Now let’s look at rashguards in Jiu-Jitsu and determining the difference between a rashguard and a compression shirt.

There are several reasons why you can advocate the use of a rash guard under the gi.

  • Muscle Compression may prevent injury. There have been several studies on how wearing a rash guard after rolling can speed up injury recovery due to the compression of the muscles. Just as there are compression braces that reduce injuries of the knees and ankles, rash guards may also reduce the occurrence of minor acute injuries.
  • Reduce the spread of bacteria. In the gi, it is common practice to open the gi in order to destabilize your opponent, setup for gi chokes, or to use as leverage for a pass. Additionally, during intense rolling, the gi will naturally open, exposing your opponent’s chest. This exposes as much as 40% more skin surface area and increases the change of bacteria exchange exponentially.
  • Wick away moisture for better grips. I find myself resetting my gi and tieing my belt every 10 minutes of rolling (or every other round). The more I roll, the more sweat accumulates, increasing the chances of me transferring that sweat to my hands in between rounds. Next thing I know, I try to take advantage of my opponent placing their palm on the ground, and as soon as I grab their wrist for the Kimura, they slip right out. Sure being sweaty can work to our benefit but we touch our bodies just as much as our opponent’s. Wearing a rash guard, will help to alleviate some of that sweat transfer.
  • Prevents mat burn. This is one of the original purposes of wearing a rash guard. When rolling no-gi, skin contact on your typical BJJ mat can cause friction scars. For people like myself, who has had several surgeries, the likely hood of mat burn is pretty high. Though the gi provides a barrier between the mat and your skin, it can worsen friction from rolling. The weave patterns on gi’s are designed to be strong and allow for griping, but it also creates a lot of friction. This is especially true for elbow passes or any other movements that require you to plant part of your arm on the mat. Wearing a rash guard can divert some of that friction to the rash guard, or even displace it all together, as it’s surface is a lot smoother than your skin.

Difference between a rashguard and a Compression shirt?

With that said, rash guards and compression shirts are not the same. In fact, all rash guards are not created equal. Typical compression shirts are made of 4 panels and are not designed for constant contact. As a result, the movements are restricted, and the shirt is more likely to ride up over your abdominal while rolling.

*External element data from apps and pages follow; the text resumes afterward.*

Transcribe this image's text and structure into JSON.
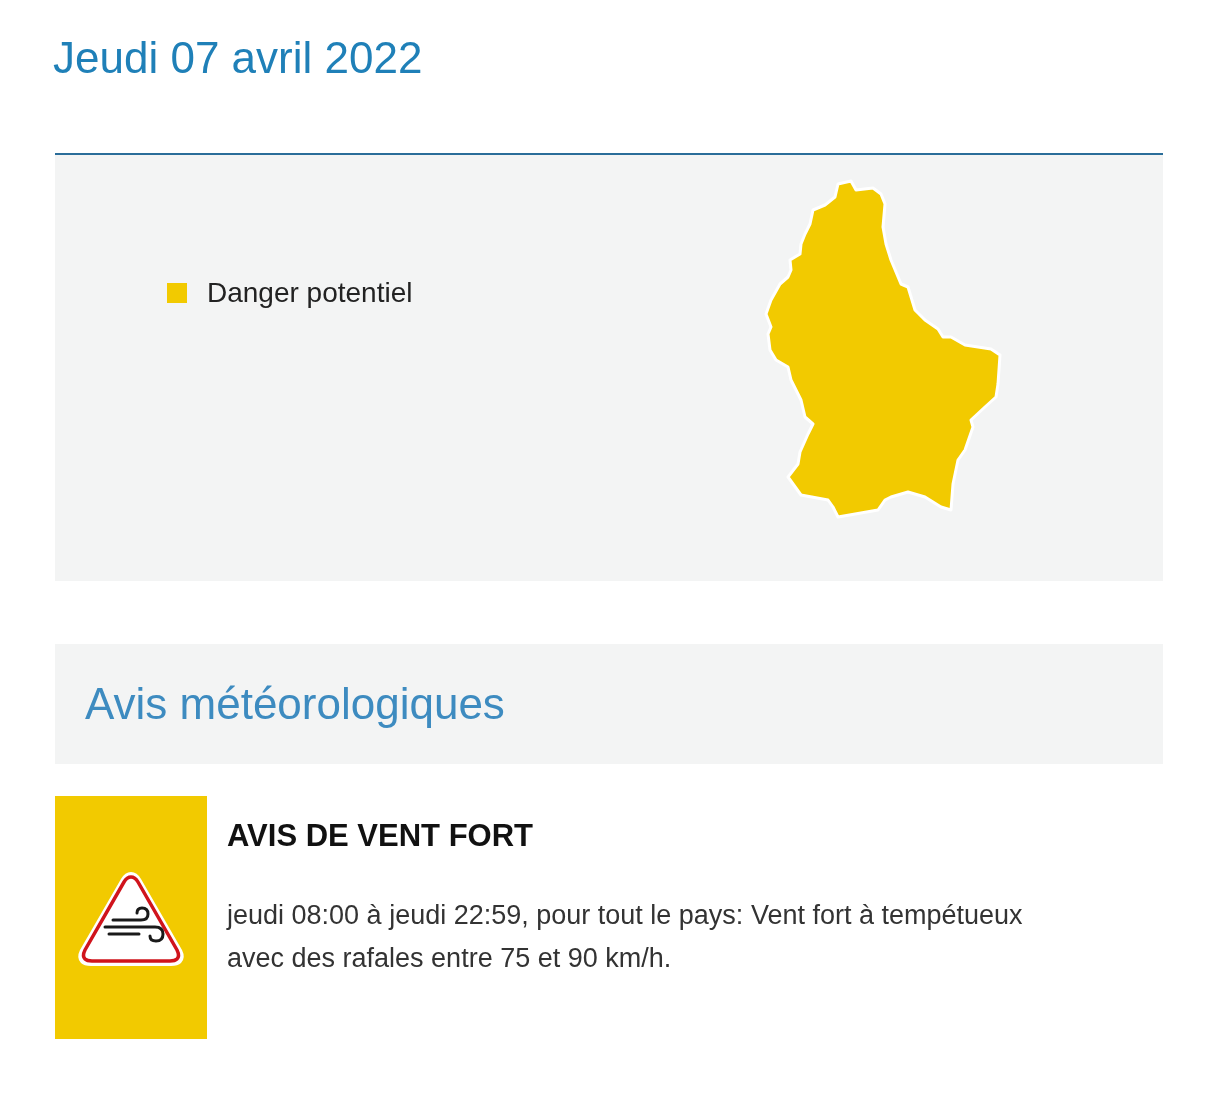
{
  "date_heading": "Jeudi 07 avril 2022",
  "map_panel": {
    "legend": [
      {
        "label": "Danger potentiel",
        "color": "#f2ca00"
      }
    ],
    "map": {
      "regions": [
        {
          "color": "#f2ca00"
        }
      ]
    }
  },
  "notices": {
    "title": "Avis météorologiques",
    "items": [
      {
        "kind": "wind",
        "color": "#f2ca00",
        "title": "AVIS DE VENT FORT",
        "description": "jeudi 08:00 à jeudi 22:59, pour tout le pays: Vent fort à tempétueux avec des rafales entre 75 et 90 km/h."
      }
    ]
  }
}
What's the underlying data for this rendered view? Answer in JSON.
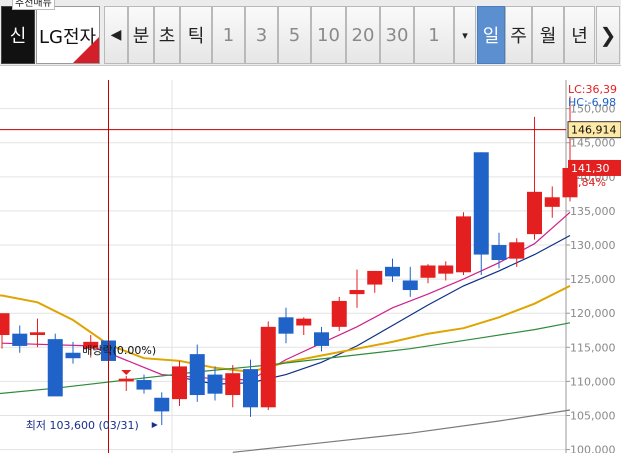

Good rash guards are made from a minimum of 6 panels. The stitching is very durable and is built to resist sleeve pulls and stretching.

Unfortunately, IBJJF and Naga do not allow a rash guard under the gi for competitions.

Source: Southern Jiu-Jitsu